== Segment start ==

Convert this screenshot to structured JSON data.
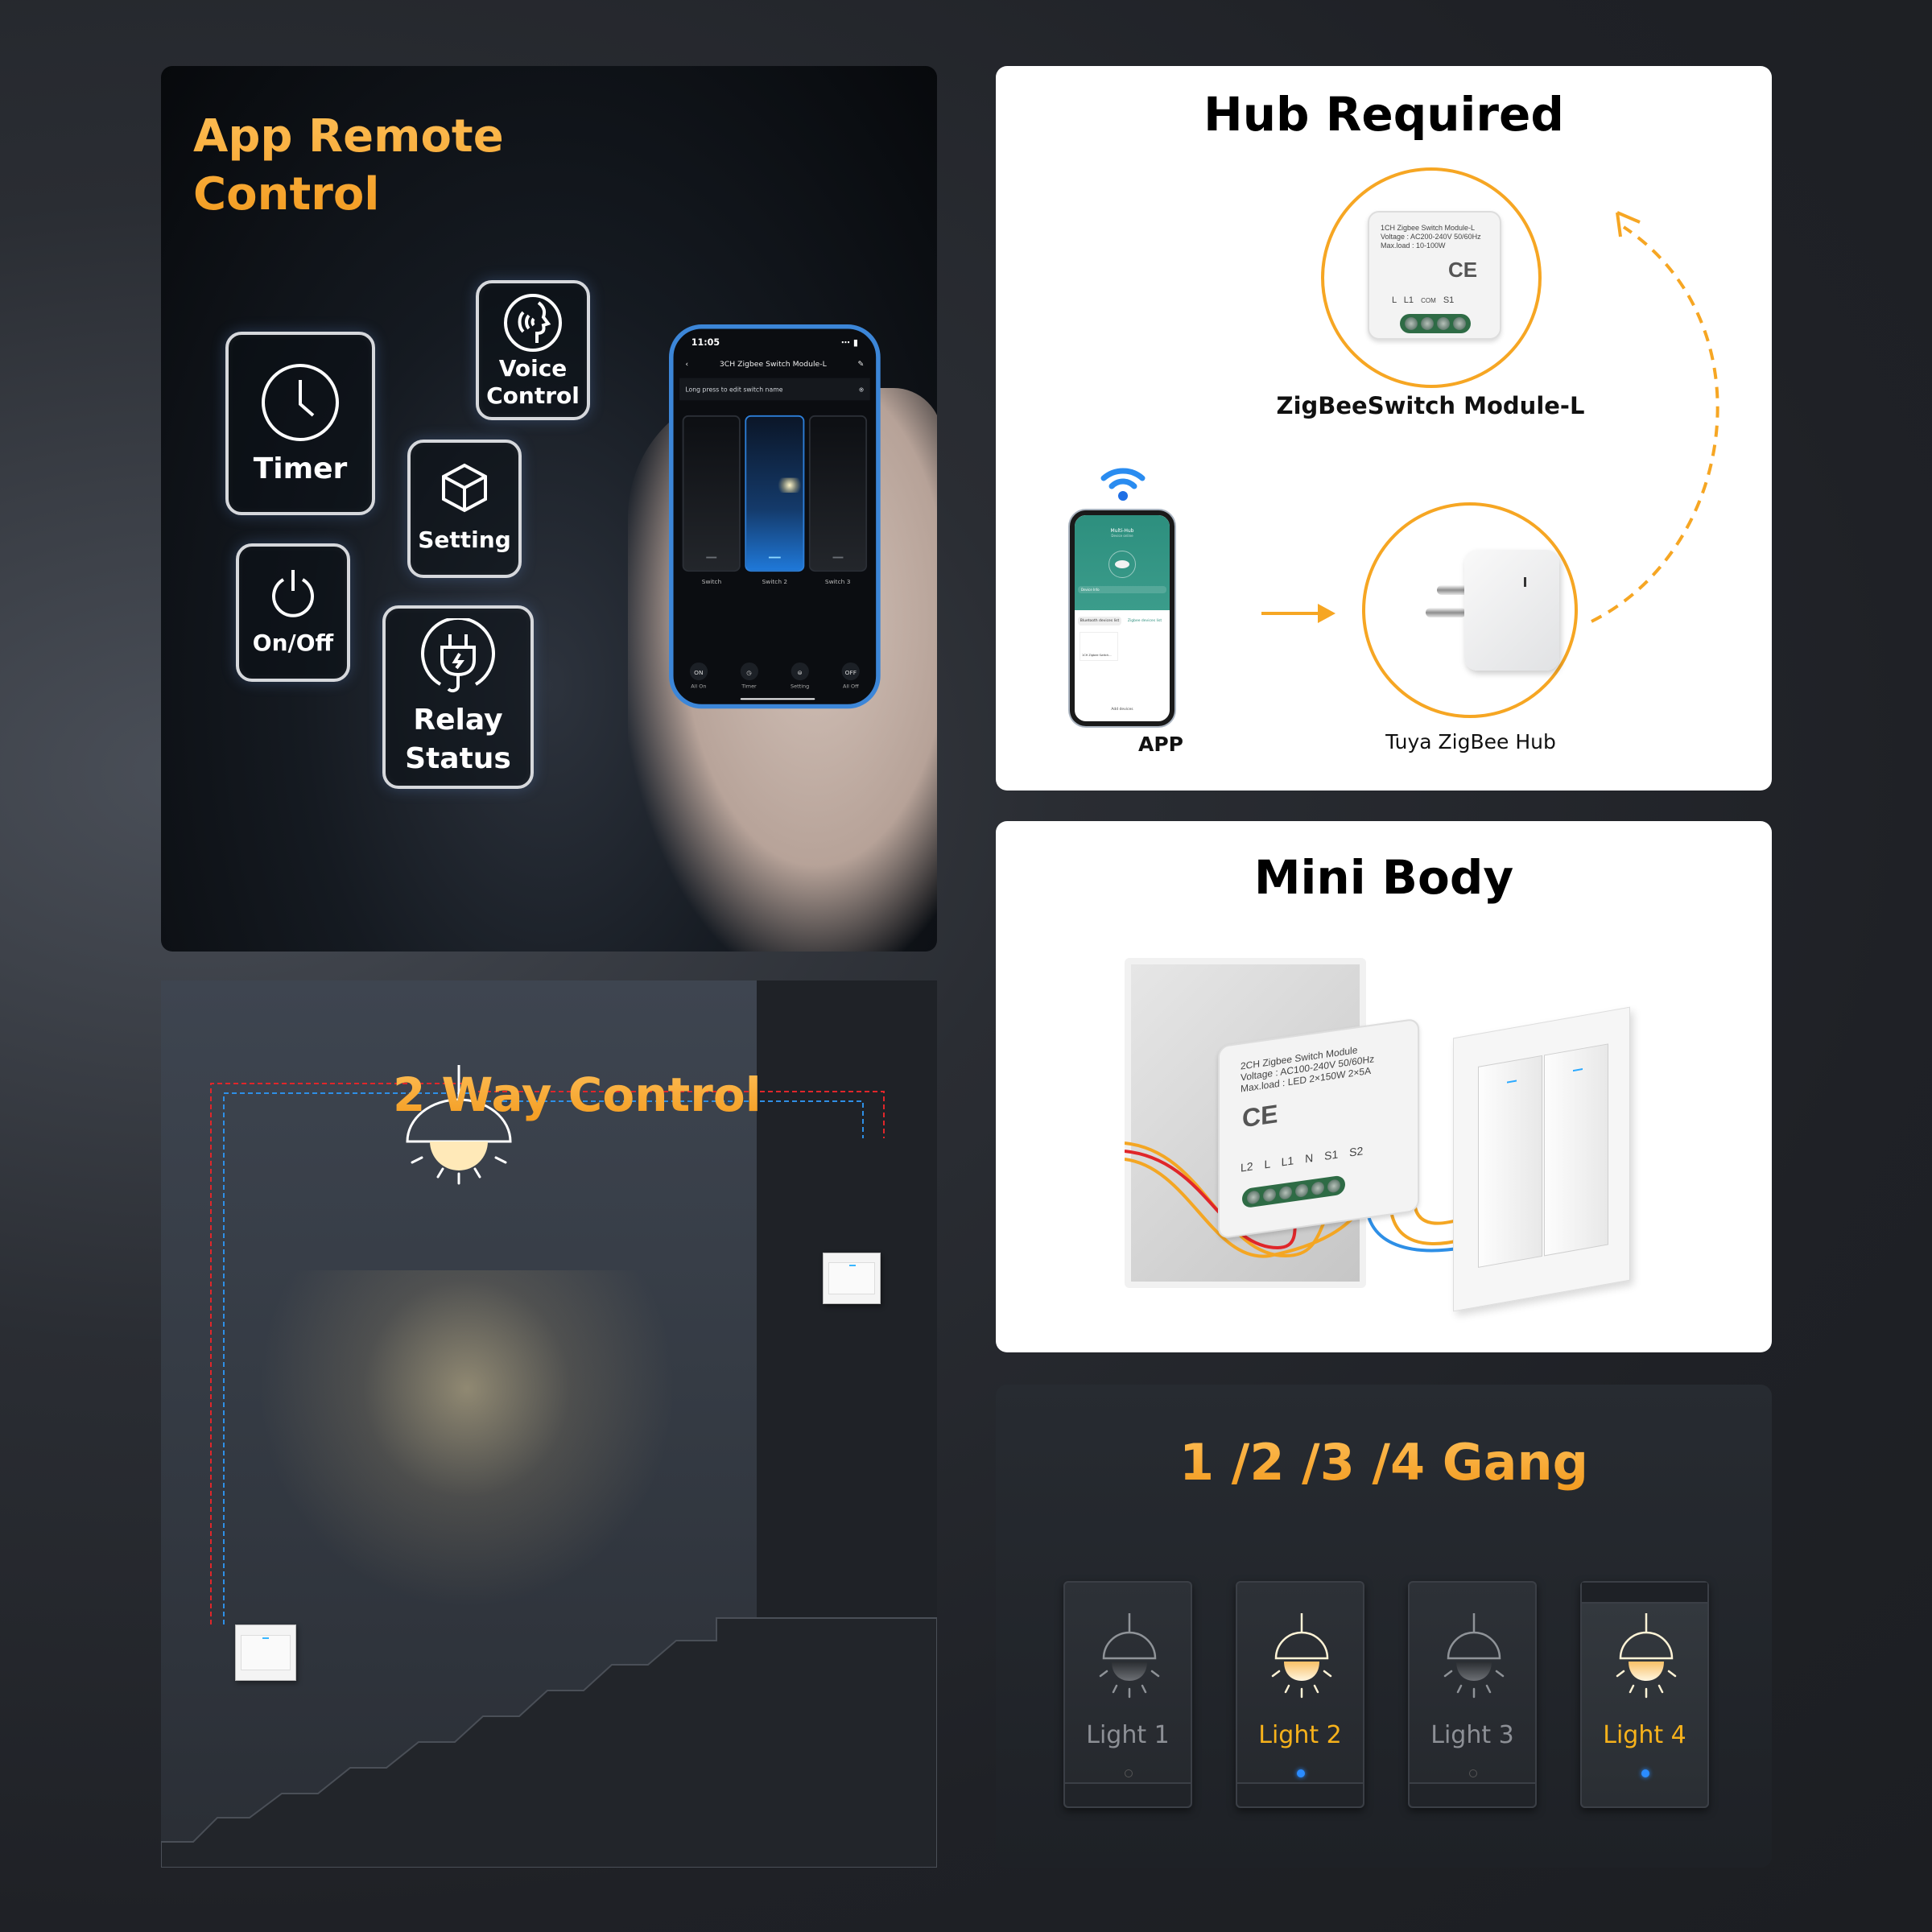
{
  "panels": {
    "app_remote": {
      "title_line1": "App Remote",
      "title_line2": "Control",
      "features": [
        {
          "label": "Timer",
          "icon": "clock-icon"
        },
        {
          "label_line1": "Voice",
          "label_line2": "Control",
          "icon": "voice-icon"
        },
        {
          "label": "Setting",
          "icon": "cube-icon"
        },
        {
          "label": "On/Off",
          "icon": "power-icon"
        },
        {
          "label_line1": "Relay",
          "label_line2": "Status",
          "icon": "plug-icon"
        }
      ],
      "phone": {
        "time": "11:05",
        "title": "3CH Zigbee Switch Module-L",
        "hint": "Long press to edit switch name",
        "switches": [
          {
            "name": "Switch",
            "on": false
          },
          {
            "name": "Switch 2",
            "on": true
          },
          {
            "name": "Switch 3",
            "on": false
          }
        ],
        "bottom_buttons": [
          {
            "icon_text": "ON",
            "label": "All On"
          },
          {
            "icon_text": "◷",
            "label": "Timer"
          },
          {
            "icon_text": "⊜",
            "label": "Setting"
          },
          {
            "icon_text": "OFF",
            "label": "All Off"
          }
        ]
      }
    },
    "hub": {
      "title": "Hub Required",
      "module_caption": "ZigBeeSwitch Module-L",
      "module_label": [
        "1CH Zigbee Switch Module-L",
        "Voltage : AC200-240V 50/60Hz",
        "Max.load : 10-100W"
      ],
      "module_terminals": [
        "L",
        "L1",
        "COM",
        "S1"
      ],
      "hub_caption": "Tuya ZigBee Hub",
      "app_caption": "APP",
      "app_screen": {
        "title": "Multi-Hub",
        "subtitle": "Device online",
        "device_info": "Device Info",
        "tab_bluetooth": "Bluetooth devices list",
        "tab_zigbee": "Zigbee devices list",
        "card": "1CH Zigbee Switch...",
        "add": "Add devices"
      },
      "accent": "#f6a623"
    },
    "mini": {
      "title": "Mini Body",
      "module_label": [
        "2CH Zigbee Switch Module",
        "Voltage : AC100-240V 50/60Hz",
        "Max.load : LED 2×150W 2×5A"
      ],
      "module_terminals": [
        "L2",
        "L",
        "L1",
        "N",
        "S1",
        "S2"
      ]
    },
    "two_way": {
      "title": "2 Way Control"
    },
    "gang": {
      "title": "1 /2 /3 /4 Gang",
      "switches": [
        {
          "label": "Light 1",
          "on": false
        },
        {
          "label": "Light 2",
          "on": true
        },
        {
          "label": "Light 3",
          "on": false
        },
        {
          "label": "Light 4",
          "on": true
        }
      ]
    }
  },
  "colors": {
    "orange": "#fba93a",
    "led_blue": "#2b8cff",
    "wire_red": "#e0262a",
    "wire_blue": "#2e8fe6"
  }
}
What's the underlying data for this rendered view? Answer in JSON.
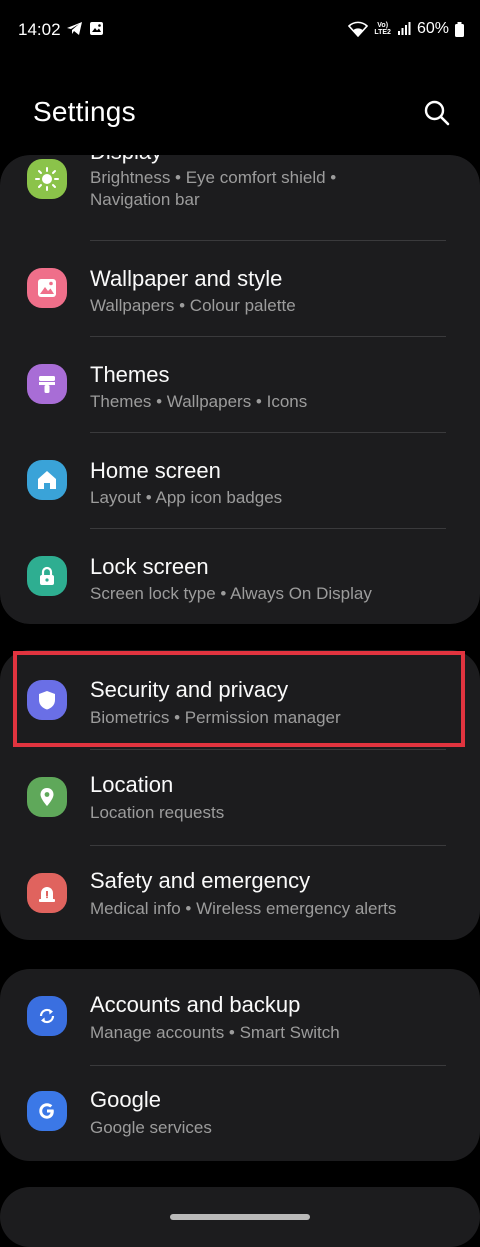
{
  "status_bar": {
    "time": "14:02",
    "battery": "60%",
    "network_label": "VoLTE2"
  },
  "header": {
    "title": "Settings"
  },
  "groups": [
    {
      "items": [
        {
          "title": "Display",
          "subtitle": "Brightness  •  Eye comfort shield  •",
          "subtitle2": "Navigation bar",
          "icon": "sun-icon",
          "color": "#8bc34a"
        },
        {
          "title": "Wallpaper and style",
          "subtitle": "Wallpapers  •  Colour palette",
          "icon": "image-icon",
          "color": "#ef6f8a"
        },
        {
          "title": "Themes",
          "subtitle": "Themes  •  Wallpapers  •  Icons",
          "icon": "brush-icon",
          "color": "#a86dd6"
        },
        {
          "title": "Home screen",
          "subtitle": "Layout  •  App icon badges",
          "icon": "home-icon",
          "color": "#3aa3d8"
        },
        {
          "title": "Lock screen",
          "subtitle": "Screen lock type  •  Always On Display",
          "icon": "lock-icon",
          "color": "#2eae91"
        }
      ]
    },
    {
      "items": [
        {
          "title": "Security and privacy",
          "subtitle": "Biometrics  •  Permission manager",
          "icon": "shield-icon",
          "color": "#6a6fe6"
        },
        {
          "title": "Location",
          "subtitle": "Location requests",
          "icon": "location-pin-icon",
          "color": "#5fa85a"
        },
        {
          "title": "Safety and emergency",
          "subtitle": "Medical info  •  Wireless emergency alerts",
          "icon": "alert-icon",
          "color": "#e0635e"
        }
      ]
    },
    {
      "items": [
        {
          "title": "Accounts and backup",
          "subtitle": "Manage accounts  •  Smart Switch",
          "icon": "sync-icon",
          "color": "#3a6fe0"
        },
        {
          "title": "Google",
          "subtitle": "Google services",
          "icon": "google-icon",
          "color": "#3b78e7"
        }
      ]
    }
  ],
  "highlight_color": "#e1343f"
}
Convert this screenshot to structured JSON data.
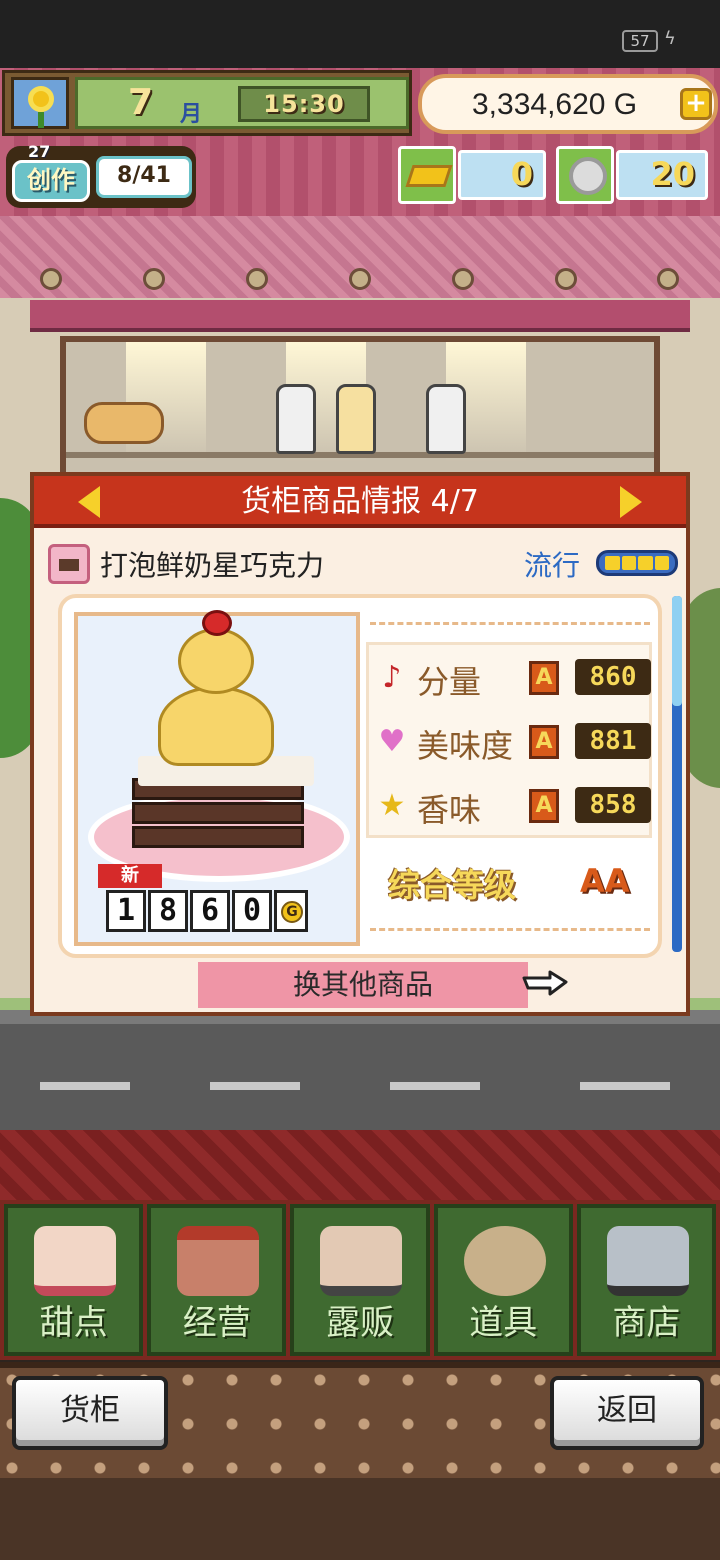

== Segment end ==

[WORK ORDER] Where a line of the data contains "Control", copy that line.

[REPLY]
      "title_line2": "Control",
          "label_line2": "Control",
      "title": "2 Way Control"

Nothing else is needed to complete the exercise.